Dataset rows for apps and sites
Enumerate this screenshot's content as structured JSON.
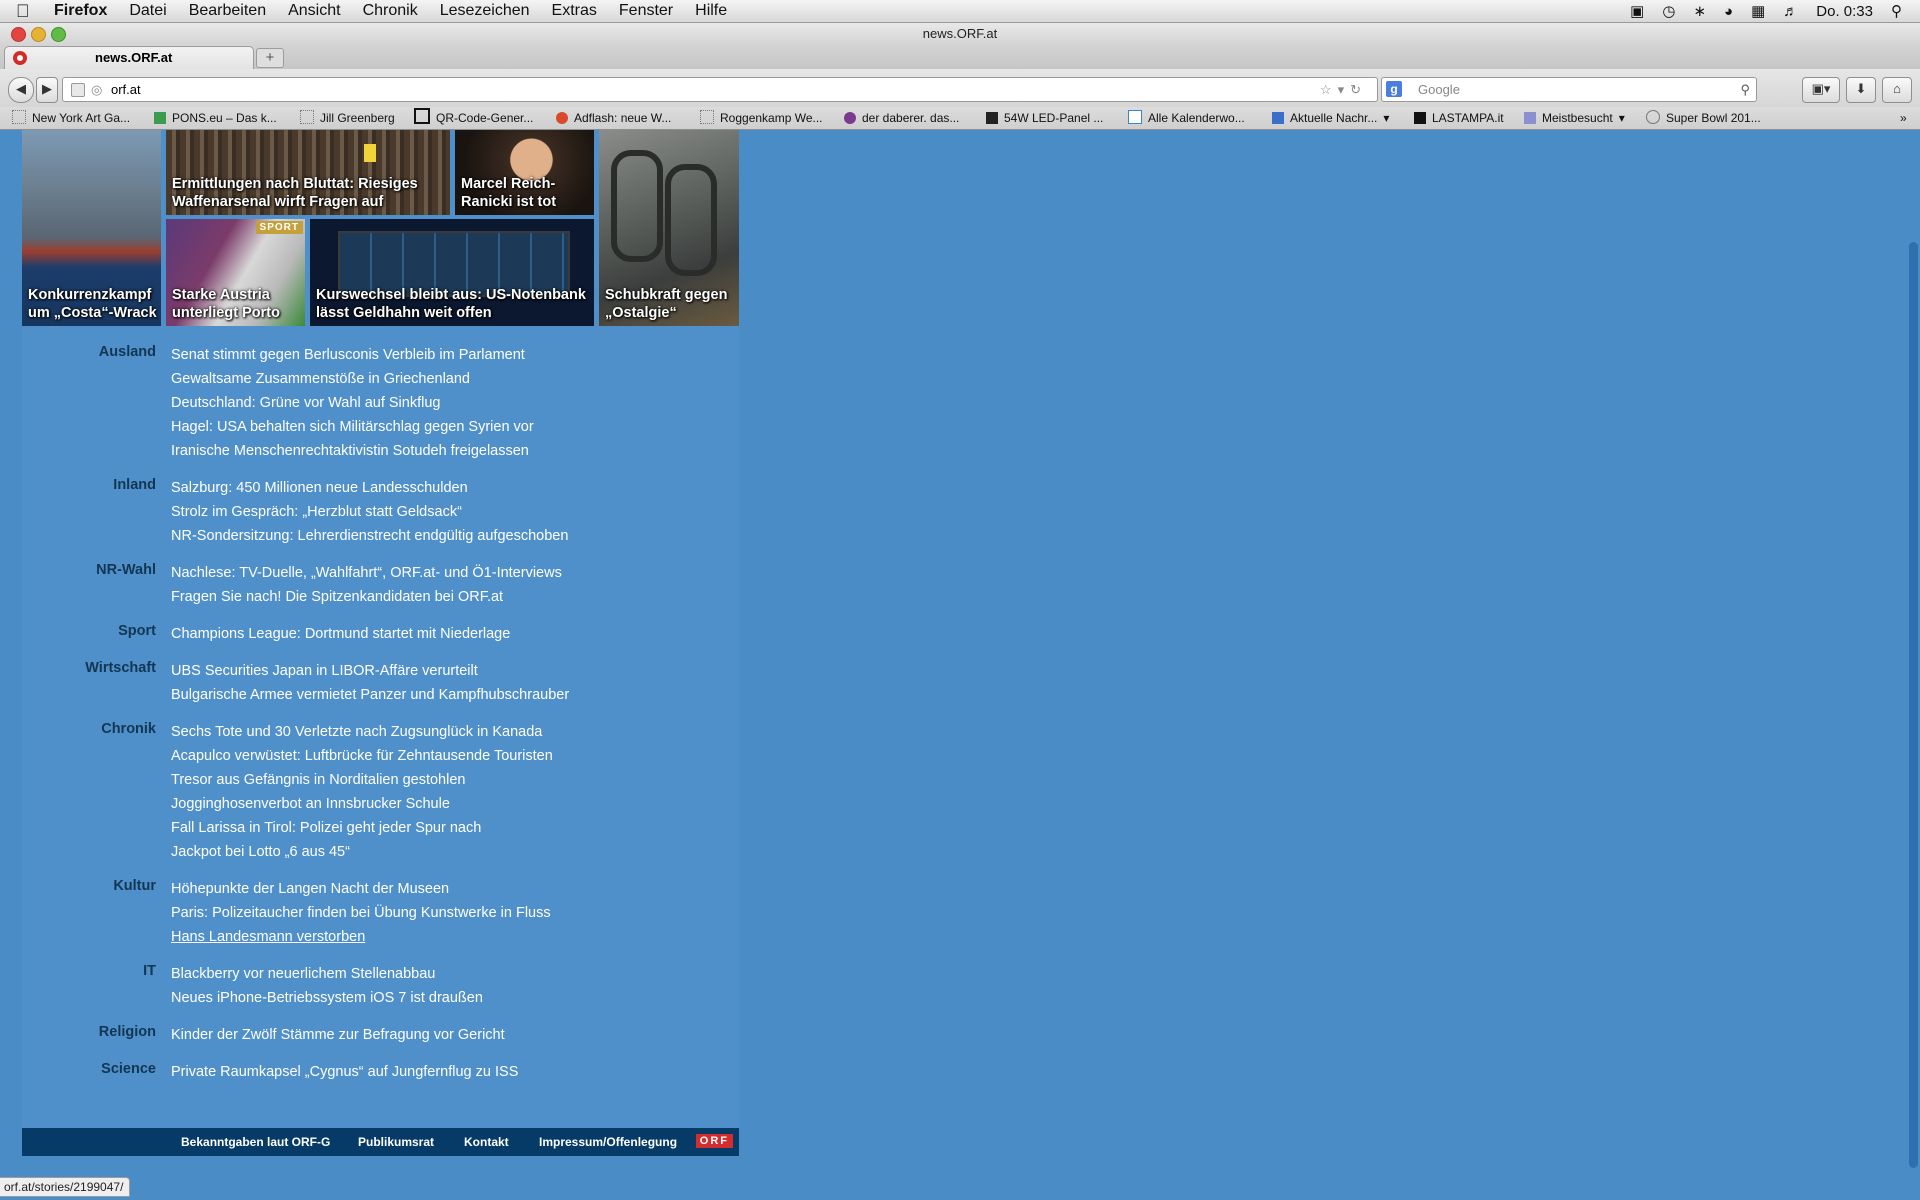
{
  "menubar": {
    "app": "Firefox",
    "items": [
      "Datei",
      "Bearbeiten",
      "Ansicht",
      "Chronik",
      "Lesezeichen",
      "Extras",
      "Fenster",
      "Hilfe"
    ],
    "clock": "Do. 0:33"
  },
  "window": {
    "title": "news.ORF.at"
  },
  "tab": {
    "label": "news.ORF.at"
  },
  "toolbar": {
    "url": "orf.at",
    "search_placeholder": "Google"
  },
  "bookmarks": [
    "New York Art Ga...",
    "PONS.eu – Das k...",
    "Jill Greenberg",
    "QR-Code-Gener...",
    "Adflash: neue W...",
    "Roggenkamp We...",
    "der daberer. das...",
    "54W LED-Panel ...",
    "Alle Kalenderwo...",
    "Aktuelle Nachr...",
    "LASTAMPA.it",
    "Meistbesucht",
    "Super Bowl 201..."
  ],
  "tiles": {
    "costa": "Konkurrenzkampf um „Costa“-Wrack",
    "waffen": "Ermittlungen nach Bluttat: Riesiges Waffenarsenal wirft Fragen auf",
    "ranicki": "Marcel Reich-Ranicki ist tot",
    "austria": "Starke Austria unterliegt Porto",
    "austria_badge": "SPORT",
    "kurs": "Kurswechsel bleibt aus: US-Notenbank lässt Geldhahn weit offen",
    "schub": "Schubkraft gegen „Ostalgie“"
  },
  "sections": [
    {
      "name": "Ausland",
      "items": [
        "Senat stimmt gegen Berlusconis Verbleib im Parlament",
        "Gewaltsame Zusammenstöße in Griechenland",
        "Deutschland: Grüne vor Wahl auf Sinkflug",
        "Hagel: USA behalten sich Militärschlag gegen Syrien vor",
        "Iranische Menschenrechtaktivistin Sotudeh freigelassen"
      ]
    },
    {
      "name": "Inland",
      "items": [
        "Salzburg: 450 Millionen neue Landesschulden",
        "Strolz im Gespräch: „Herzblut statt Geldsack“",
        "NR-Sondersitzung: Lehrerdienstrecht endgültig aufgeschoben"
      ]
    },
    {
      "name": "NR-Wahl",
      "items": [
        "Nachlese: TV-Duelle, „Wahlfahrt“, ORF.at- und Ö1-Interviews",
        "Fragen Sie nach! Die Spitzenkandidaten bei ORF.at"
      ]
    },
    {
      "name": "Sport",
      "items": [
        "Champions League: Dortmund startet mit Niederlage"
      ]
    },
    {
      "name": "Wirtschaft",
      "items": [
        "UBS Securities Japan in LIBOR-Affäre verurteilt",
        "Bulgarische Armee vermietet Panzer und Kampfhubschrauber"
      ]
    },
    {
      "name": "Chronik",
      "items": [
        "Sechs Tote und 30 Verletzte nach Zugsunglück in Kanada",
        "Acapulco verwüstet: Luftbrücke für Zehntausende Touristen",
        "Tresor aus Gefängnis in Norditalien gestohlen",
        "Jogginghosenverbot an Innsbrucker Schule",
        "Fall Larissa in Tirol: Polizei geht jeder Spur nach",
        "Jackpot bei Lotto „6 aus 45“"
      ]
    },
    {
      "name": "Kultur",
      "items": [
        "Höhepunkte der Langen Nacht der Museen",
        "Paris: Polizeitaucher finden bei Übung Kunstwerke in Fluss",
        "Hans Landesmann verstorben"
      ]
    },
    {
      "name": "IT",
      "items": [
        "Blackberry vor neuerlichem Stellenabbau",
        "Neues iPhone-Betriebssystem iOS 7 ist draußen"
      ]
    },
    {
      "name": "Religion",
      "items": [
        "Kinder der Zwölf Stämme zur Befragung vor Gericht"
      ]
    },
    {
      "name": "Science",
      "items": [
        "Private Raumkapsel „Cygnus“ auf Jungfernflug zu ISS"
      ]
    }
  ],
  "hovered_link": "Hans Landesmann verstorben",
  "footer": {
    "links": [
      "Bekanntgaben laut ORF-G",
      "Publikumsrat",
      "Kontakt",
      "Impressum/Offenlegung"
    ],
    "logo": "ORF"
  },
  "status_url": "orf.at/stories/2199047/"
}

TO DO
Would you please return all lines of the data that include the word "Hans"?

REPLY TO THE TASK
        "Hans Landesmann verstorben"
  "hovered_link": "Hans Landesmann verstorben",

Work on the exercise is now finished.